In today’s Budget, Osborne announced reforms that included enabling charities to claim Gift Aid on donations totalling up to £5,000 per charity without any paperwork, implementing an online claim system for the tax relief by 2013 and a 10 per cent tax break on inheritance tax for people whose wills include a 10 per cent legacy to charity.
He said 100,000 charities would benefit from the removal of Gift Aid paperwork "to the tune of £240m".
Osborne said he would retain community investment tax relief, which allows investors in community development finance institutions to reclaim up to 25 per cent of their investment in tax relief over five years. This was recently recommended for removal by the Office of Tax Simplification.
The Chancellor said he and Jeremy Hunt, the culture secretary, had been working on "a series of substantial reforms that will support giving, from the largest donations to the coins collected in the charity bucket".
Osborne said he wanted to make "giving 10 per cent of your legacy to charity the new norm in our country".

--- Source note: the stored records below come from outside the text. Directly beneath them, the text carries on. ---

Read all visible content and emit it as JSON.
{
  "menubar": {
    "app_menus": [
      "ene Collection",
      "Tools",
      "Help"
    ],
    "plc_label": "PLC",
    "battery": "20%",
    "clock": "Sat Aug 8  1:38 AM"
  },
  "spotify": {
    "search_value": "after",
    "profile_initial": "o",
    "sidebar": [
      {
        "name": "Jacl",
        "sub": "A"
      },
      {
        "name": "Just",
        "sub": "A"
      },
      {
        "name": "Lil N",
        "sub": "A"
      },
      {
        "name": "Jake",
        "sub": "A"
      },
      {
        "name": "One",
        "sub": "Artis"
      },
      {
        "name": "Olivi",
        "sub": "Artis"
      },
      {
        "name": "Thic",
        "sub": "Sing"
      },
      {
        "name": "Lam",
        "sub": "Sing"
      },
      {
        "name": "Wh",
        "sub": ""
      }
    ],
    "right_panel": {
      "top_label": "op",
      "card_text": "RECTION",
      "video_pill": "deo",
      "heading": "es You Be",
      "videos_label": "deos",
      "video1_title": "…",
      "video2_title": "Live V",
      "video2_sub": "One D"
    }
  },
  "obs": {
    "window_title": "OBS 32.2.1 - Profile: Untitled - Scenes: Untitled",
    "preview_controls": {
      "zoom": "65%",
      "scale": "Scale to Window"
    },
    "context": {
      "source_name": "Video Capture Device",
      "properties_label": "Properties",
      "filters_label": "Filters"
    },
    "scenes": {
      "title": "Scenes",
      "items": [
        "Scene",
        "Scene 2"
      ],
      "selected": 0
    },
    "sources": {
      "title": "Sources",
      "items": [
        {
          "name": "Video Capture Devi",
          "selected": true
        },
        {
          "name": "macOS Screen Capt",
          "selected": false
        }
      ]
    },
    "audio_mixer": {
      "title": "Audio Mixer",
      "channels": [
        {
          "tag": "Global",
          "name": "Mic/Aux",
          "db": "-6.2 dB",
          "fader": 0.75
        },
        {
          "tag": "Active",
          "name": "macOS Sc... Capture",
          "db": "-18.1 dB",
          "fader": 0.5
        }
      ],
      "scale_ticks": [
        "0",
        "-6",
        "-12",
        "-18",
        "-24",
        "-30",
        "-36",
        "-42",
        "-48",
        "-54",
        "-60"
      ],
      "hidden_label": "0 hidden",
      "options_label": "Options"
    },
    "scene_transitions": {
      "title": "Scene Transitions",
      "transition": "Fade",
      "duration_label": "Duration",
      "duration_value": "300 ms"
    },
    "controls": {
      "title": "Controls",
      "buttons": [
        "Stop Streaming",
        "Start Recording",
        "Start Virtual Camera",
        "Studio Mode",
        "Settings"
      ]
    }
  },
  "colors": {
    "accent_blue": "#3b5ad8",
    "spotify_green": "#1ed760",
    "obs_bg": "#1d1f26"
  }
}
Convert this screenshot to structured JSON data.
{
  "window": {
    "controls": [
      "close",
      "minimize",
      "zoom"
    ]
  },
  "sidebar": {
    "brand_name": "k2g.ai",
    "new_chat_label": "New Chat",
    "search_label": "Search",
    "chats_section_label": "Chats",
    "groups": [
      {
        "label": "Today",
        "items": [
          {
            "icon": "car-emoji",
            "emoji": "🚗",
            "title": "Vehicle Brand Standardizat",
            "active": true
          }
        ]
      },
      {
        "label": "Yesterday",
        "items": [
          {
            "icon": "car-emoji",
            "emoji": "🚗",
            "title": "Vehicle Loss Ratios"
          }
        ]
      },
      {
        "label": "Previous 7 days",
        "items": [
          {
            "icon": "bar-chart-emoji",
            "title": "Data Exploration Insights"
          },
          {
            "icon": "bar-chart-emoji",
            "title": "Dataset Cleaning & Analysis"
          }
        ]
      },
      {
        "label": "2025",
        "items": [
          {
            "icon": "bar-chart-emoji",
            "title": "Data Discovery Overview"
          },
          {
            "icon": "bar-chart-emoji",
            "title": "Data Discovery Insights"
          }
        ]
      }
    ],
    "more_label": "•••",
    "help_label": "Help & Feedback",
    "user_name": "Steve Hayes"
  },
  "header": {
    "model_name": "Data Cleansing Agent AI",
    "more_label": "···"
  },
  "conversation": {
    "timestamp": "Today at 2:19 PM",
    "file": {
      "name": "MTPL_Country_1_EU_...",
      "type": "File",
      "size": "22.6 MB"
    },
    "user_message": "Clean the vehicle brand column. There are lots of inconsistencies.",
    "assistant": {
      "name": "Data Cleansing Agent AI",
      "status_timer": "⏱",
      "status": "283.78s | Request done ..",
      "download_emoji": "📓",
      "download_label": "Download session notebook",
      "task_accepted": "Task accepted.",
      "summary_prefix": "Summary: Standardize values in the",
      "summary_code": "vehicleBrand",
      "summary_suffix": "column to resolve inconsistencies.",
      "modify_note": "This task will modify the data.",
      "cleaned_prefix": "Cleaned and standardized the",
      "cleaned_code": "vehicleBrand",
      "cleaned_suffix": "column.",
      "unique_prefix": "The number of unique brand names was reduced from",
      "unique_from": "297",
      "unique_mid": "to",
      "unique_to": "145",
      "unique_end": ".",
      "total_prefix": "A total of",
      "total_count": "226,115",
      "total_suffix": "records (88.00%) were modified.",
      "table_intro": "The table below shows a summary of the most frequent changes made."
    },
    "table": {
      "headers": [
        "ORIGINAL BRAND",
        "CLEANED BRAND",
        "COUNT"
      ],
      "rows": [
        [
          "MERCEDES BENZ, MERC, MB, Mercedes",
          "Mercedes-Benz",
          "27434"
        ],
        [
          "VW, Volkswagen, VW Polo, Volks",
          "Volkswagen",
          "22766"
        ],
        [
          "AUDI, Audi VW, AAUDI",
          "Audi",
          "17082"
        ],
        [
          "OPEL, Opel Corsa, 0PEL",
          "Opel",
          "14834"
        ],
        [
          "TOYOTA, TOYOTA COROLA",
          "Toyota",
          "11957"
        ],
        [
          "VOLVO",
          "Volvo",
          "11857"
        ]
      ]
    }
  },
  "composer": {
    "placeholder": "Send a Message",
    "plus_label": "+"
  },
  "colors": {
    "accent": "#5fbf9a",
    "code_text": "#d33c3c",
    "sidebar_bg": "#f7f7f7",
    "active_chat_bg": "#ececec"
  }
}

From April 2012, anyone who leaves 10 per cent or more of their estate to charity will have their inheritance tax bill cut by 10 per cent, Osborne said. "Let’s be clear, no beneficiaries will be better off," he said. "Just the charities. To the tune of £300m."
He said the government would increase the Gift Aid benefit limit, which sets the value of items or services that a charity may give to a donor in return for a donation, from £500 to £2,500, as part of measures to "encourage wealthy people in our society to give even more".
The approved mileage allowance payment rate would, for the first time, be extended to include volunteers travelling as passengers in cars. This tax relief allows people to claim a fixed amount per passenger per business mile.
The government will also consult this year on proposals to offer tax breaks on gifts of pre-eminent works of art or historical objects to the nation, said Osborne, a move that would benefit museums.
The government would continue to consult on the possibility of a VAT exemption for charities that share services, said Osborne, and would introduce new substantial donor rules from April 2011.
Papers released by the Treasury also say that the government will investigate how it could increase the take up of payroll giving.
Caron Bradshaw, chief executive of the Charity Finance Directors’ Group, said the sector had been given an unusually high profile in the Budget.
"Normally, you have to crawl through the background paperwork to find reference to the sector, but in this Budget the prominent role the sector plays has been recognised," she said.
"We need to make sure we don’t get carried away, though, because there’s more work to be done."
Ralph Michell, head of policy at the chief executives body Acevo, said: "If you look at this package of measures in the round you can only say it is a good one and one that we welcome whole-heartedly."